“Morning Glory” by Dona Gelsinger

I thoroughly enjoyed doing the above puzzle as part of my celebrating First Harvest. Something about it is so appealing I had a hard time putting it away after enjoying looking at it for a few days. I suppose the scene could be set in any time period, too.

We now have 155 confirmed cases of COVID-19 in our town. Our county (New London) has 1,433 confirmed cases. Of those 6 are still in the hospital and 103 have lost their lives. That’s 31 new cases in this county and 4 more in the hospital since the last time I looked on August 3rd. It’s ticking up again…

sunflower harvest time

8.1.20 ~ Buttonwood Farm, Griswold, Connecticut

We haven’t really done much to celebrate the First Harvest (Lughnasa, Lammas) in recent years. But I’m finding myself looking forward to the Celtic seasonal festivals again, as a way to acknowledge the passage of time in more even segments during this long-lasting pandemic.

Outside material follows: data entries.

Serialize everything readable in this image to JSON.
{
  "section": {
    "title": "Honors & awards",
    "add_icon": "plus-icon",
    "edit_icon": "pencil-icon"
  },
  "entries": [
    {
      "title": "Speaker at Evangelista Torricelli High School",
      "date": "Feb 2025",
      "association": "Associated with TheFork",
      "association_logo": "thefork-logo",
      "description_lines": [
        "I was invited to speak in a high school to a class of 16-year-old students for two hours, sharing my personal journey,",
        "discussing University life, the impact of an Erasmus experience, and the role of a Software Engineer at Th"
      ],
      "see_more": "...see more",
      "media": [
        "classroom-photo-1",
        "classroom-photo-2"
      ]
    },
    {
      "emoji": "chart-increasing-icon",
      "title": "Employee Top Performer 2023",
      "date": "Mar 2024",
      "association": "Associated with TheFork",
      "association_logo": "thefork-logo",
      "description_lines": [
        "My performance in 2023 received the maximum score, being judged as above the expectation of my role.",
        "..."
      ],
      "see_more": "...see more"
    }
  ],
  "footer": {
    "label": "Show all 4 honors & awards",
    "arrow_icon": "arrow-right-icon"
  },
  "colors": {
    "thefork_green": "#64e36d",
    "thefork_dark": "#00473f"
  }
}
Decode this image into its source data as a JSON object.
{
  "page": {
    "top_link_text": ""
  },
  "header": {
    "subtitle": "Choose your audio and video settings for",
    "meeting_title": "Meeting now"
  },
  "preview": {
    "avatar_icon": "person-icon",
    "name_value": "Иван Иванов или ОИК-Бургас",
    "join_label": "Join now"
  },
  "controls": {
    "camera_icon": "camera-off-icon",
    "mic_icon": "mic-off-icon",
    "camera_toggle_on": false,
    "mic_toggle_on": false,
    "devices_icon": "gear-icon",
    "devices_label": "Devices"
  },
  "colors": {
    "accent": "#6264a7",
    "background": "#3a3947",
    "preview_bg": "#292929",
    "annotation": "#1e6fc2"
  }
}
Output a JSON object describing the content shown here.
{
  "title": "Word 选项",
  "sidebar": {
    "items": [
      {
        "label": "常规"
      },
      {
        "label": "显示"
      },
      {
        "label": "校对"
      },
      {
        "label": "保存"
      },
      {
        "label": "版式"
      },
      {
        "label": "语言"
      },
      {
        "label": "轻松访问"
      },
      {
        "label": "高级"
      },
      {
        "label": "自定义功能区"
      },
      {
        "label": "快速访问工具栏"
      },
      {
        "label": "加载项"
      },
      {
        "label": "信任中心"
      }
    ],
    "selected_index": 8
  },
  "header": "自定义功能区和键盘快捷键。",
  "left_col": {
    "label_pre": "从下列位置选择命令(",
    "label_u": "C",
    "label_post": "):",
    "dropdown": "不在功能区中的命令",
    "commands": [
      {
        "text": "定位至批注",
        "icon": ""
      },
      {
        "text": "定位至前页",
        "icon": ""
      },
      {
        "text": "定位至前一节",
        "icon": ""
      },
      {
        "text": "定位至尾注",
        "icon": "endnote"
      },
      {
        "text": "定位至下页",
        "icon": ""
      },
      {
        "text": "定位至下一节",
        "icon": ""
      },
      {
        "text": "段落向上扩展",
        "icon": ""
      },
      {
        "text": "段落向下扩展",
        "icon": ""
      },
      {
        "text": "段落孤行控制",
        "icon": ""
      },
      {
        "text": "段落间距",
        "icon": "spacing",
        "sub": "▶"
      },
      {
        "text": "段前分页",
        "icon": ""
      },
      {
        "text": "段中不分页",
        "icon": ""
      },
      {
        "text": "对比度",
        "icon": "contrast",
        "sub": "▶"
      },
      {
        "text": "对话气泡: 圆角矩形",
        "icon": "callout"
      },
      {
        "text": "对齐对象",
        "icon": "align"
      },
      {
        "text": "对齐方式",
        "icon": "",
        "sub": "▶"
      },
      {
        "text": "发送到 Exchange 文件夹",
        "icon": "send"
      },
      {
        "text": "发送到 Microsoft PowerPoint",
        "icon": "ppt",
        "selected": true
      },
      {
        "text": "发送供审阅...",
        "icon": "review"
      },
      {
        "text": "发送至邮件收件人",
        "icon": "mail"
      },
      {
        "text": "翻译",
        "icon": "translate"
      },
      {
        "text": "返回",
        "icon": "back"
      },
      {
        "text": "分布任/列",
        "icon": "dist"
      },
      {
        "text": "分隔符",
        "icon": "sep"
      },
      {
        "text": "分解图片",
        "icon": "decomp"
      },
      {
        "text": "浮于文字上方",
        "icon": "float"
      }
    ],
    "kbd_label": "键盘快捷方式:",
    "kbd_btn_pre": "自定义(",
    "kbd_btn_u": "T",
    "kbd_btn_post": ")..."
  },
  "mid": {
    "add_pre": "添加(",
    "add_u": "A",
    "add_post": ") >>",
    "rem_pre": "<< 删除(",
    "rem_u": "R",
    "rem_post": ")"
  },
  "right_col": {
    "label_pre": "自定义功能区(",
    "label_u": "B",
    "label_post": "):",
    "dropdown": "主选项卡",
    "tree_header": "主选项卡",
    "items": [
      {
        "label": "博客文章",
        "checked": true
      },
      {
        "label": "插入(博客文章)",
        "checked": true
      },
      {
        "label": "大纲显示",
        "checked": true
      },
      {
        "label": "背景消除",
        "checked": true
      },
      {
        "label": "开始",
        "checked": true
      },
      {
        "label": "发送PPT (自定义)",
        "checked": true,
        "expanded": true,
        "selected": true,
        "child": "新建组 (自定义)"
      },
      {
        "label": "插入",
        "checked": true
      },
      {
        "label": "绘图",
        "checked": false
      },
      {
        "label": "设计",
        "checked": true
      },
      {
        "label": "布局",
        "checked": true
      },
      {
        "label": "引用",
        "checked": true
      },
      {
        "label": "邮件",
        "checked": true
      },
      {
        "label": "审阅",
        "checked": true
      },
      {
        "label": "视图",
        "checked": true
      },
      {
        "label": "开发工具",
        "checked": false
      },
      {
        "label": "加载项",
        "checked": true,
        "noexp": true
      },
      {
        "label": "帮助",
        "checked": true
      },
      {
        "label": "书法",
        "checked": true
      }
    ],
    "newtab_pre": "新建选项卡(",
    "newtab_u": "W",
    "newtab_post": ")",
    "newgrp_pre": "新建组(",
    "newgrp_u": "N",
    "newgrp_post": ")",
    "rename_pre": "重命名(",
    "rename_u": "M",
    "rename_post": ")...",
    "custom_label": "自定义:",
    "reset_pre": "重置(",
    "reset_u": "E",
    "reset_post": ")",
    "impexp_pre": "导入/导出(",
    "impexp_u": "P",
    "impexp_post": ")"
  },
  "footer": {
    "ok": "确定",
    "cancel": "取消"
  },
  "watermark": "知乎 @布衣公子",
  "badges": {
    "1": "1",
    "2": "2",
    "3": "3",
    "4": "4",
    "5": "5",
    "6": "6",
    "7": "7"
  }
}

So we decided to visit Buttonwood Farm for the sunflower harvest. ‘Twas good to get out of the house and go for a scenic drive.

Due to the high demand earlier in the week and the continued heat and dry field conditions we have an extremely limited amount of sunflowers available to cut. The walking field is still open although the flowers are past their peak.
~ Buttonwood Farm website

July was terribly hot and dry in spite of the oppressive humidity. Not sure how that works. Even the sun loving sunflowers weren’t happy. But I enjoyed capturing them in these less-than-glorious poses. There is beauty to be found everywhere, including in “past their prime.” (I know! I’m a little bit zen, a little bit pagan, a little bit transcendentalist…)

Someone was sitting in front of a sunflower, watching the sunflower, a cup of sun, and so I tried it too. It was wonderful; I felt the whole universe in the sunflower. That was my experience. Sunflower meditation. A wonderful confidence appeared. You can see the whole universe in a flower.
~ Shunryu Suzuki
(Crooked Cucumber: The Life & Teaching of Shunryu Suzuki)

It’s kind of amazing how many different sizes and shapes sunflowers come in. Like people. There were lots of people there, perhaps only half of them wearing masks. A few weren’t repsecting social distancing at all and we found ourselves darting away from a few animated groups of folks who seemed oblivious to our presence. Tim thinks some of them may have been deliberately harassing those of us wearing masks. I hope it isn’t so.

On the other hand, there were some families with well-behaved children wearing masks, doing their best to politely keep apart from others. I found myself wondering how they will make out when they return to school come autumn, if the schools still plan to open by then.

There was a one-way path through the middle of the field but we didn’t dare take it, not knowing how the people ahead of or behind us might behave. We stuck to the perimeter and enjoyed getting lots of close-ups of the flowers.

I never noticed how pretty the back of a sunflower head is before!

We are the Flower — Thou the Sun!
Forgive us, if as days decline —
We nearer steal to Thee!

~ Emily Dickinson
(The Poems of Emily Dickinson, #161)

Tim’s computers weren’t communicating with each other properly so after supper he started working on them while I watched a bittersweet movie I hadn’t seen in years, Dancing at Lughnasa, with Meryl Streep. A perfect way to end the magical day.

We now have 151 confirmed cases of COVID-19 in our town. Our county (New London) has 1,402 confirmed cases. Of those 2 are still in the hospital and 103 have lost their lives. Even though the numbers aren’t skyrocketing here they are still going up slowly, so we’re still playing it safe and staying home, except for walks.

I am so relieved to learn that my granddaughter’s school in North Carolina will be in session remotely until January at least. It’s good to know that common sense has prevailed, at least in her district.